MANHATTAN — When John Hubert scored on a 95-yard run in No. 15 Kansas State’s season opener, nobody could blame him for cherishing the moment.
He doesn’t get there all that often.
The 5-foot-7 running back ran for 970 yards last season, but he rarely reached the end zone — hallowed ground belonging to quarterback Collin Klein, the quarterback-turned-battering ram who racked up 27 touchdowns rushing during the Wildcats’ 10-win season.
“We give John a lot of grief,” Wildcats tight end Travis Tannahill said with a laugh. “He always runs the ball and always gets pushed out at the two or the one, and then, oh, let Collin get another QB sneak.’ He gets quite a bit of grief for that.”

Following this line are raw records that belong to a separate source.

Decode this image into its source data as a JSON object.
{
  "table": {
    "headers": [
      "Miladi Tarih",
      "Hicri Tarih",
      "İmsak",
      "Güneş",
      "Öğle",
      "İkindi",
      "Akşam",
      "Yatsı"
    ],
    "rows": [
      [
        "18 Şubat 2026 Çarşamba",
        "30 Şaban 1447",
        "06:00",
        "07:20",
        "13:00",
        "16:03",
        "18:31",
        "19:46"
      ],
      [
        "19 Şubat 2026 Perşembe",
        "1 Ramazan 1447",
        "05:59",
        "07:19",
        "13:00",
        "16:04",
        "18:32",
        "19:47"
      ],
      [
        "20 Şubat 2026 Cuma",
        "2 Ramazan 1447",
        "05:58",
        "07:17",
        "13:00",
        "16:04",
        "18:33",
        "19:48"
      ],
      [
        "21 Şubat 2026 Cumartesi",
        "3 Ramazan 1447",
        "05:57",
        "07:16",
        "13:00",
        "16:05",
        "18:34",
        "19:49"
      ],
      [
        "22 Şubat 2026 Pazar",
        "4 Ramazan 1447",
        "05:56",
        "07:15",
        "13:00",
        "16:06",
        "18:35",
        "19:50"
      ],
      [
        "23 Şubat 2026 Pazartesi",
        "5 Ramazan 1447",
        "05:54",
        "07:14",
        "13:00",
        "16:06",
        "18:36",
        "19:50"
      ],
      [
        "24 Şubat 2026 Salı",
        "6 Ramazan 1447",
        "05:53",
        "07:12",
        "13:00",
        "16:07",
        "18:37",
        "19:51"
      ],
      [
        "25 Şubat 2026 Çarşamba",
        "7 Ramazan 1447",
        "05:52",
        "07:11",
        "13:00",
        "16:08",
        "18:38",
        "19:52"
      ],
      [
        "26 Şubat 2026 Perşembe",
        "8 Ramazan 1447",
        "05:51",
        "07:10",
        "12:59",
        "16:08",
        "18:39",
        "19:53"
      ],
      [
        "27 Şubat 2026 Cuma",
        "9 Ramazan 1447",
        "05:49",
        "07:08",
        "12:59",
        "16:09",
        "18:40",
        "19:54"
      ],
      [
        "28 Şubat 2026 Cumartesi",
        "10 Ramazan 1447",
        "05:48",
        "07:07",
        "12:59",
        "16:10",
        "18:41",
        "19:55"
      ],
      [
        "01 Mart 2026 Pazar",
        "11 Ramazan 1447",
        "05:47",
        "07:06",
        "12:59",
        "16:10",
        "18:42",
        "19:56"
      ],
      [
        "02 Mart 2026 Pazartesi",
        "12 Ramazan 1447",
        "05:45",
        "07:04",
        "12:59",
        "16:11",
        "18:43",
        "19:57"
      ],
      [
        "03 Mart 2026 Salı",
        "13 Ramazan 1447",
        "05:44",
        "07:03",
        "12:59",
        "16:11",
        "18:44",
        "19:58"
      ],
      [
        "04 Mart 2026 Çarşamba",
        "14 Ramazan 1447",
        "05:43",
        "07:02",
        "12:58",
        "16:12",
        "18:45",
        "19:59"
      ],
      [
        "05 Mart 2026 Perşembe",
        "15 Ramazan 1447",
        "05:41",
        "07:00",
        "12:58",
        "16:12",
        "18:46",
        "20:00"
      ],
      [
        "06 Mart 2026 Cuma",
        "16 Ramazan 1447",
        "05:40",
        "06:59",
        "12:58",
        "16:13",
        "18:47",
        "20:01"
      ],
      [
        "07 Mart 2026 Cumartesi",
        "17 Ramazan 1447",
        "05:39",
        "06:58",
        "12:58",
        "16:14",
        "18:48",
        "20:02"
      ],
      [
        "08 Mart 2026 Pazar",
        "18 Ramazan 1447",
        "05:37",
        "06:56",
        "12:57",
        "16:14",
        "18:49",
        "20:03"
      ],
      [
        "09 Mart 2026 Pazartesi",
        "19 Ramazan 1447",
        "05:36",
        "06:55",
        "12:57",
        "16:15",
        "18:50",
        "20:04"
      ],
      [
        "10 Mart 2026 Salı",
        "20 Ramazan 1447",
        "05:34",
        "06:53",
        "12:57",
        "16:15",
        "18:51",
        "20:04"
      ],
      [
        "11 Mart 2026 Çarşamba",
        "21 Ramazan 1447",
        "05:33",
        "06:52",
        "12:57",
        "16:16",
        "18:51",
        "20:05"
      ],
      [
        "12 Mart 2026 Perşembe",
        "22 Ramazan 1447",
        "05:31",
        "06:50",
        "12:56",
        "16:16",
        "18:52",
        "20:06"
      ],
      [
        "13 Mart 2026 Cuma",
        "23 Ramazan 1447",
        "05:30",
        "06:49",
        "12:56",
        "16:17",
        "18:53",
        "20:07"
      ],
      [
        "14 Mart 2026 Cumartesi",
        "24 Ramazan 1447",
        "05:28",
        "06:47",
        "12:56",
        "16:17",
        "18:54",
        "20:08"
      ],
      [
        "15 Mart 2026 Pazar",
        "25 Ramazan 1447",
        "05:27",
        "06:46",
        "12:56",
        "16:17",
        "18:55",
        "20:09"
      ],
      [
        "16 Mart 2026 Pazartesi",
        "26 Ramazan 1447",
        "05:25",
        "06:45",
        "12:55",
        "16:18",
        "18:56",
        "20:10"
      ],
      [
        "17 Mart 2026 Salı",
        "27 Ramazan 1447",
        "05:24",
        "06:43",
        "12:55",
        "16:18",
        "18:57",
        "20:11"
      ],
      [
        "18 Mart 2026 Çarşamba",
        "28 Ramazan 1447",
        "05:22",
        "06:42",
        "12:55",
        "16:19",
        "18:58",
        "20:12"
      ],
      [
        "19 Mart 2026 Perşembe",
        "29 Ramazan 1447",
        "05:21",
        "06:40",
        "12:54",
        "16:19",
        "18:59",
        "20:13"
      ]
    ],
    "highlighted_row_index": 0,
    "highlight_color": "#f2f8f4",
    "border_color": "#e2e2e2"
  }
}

Even in postgame news conferences, the scrum of TV cameras usually disbands from Hubert the moment that Klein steps to the podium. Hubert is left with his hands in his pockets, talking to a few reporters straggling behind the rest of the pack.
“I set my goal to get a 1,000 yards,” Hubert said after the Miami game last weekend, never mentioning anything about scoring touchdowns. “That’s what I’m going to do.”
Kansas State’s red-zone scoring formula was on display again Saturday, when Klein scored three touchdowns rushing — two of them from a yard out — in a 52-13 romp over the Hurricanes.
Getting the Wildcats to that point, however, fell on the shoulders of Hubert.
While words like “shifty” and “elusive” tend to describe running backs of a similar stature, that’s not necessarily the case with the Wildcats’ junior ball carrier. Many of his yards come after first contact, and it’s not uncommon for several defenders to gang up in bringing him down.
Last season, Hubert had three 100-yard rushing games, and he already has two this season: He ran for 152 yards in the opener against Missouri State, highlighted by the second-longest run in school history, and went for 106 yards against the Hurricanes.
He’ll try to make it three straight Saturday against North Texas.
“He never stops,” Klein said. “He runs extremely hard. Sometimes he’ll bounce off two or three people and just keep motoring right along. He will punish you.”
Sounds a lot like Klein, too.
Watching Hubert battle through much bigger players, powerful legs churning furiously, often inspires his teammates. Wide receiver Curry Sexton compared the momentum generated from Hubert’s carries to the adrenaline infusion the team experiences when defensive players get sacks.
“When you see John out there, running a guy over, stiff-arming a guy, that gets the team going a lot,” Sexton said. “John’s not a big guy, but he runs big. When you see John run a guy over who’s twice his size that kind of gets the team’s juices flowing.”
Hubert wasn’t hotly recruited out of Waco, Texas. He showed up simply trying to make a name for himself, and wound up earning the starting job last season over Bryce Brown, the heavily touted Tennessee transfer who eventually left the program and is now a running back with the National Football League’s Philadelphia Eagles.
Now, even though Angelo Pease gets the occasional carry, Hubert is clearly the No. 1 running back, even if he’s not always the No. 1 option in the running game.
“The coaches have a lot of faith in him,” Tannahill said. “Since he got here he’s just been putting confidence in the coaches’ eyes. They’re the ones who make the call and obviously they see something in him that they don’t from the other guys.”
Sitting in on running back meetings with co-offensive coordinator Dana Dimel, Tannahill has observed some of the finer points of evaluating performance, and has noticed Hubert’s adeptness at reading keys and recognizing what defenses are trying to do.
More than anything, that awareness is what Kansas State head coach Bill Snyder said makes Hubert special.
“Everybody likes to score touchdowns, but I don’t think that’s the most significant thing for him,” Snyder said. “He’s a family member, so to speak, like Collin, and again cares about how the team does and just wants to contribute the best that he can, and I appreciate that, too.”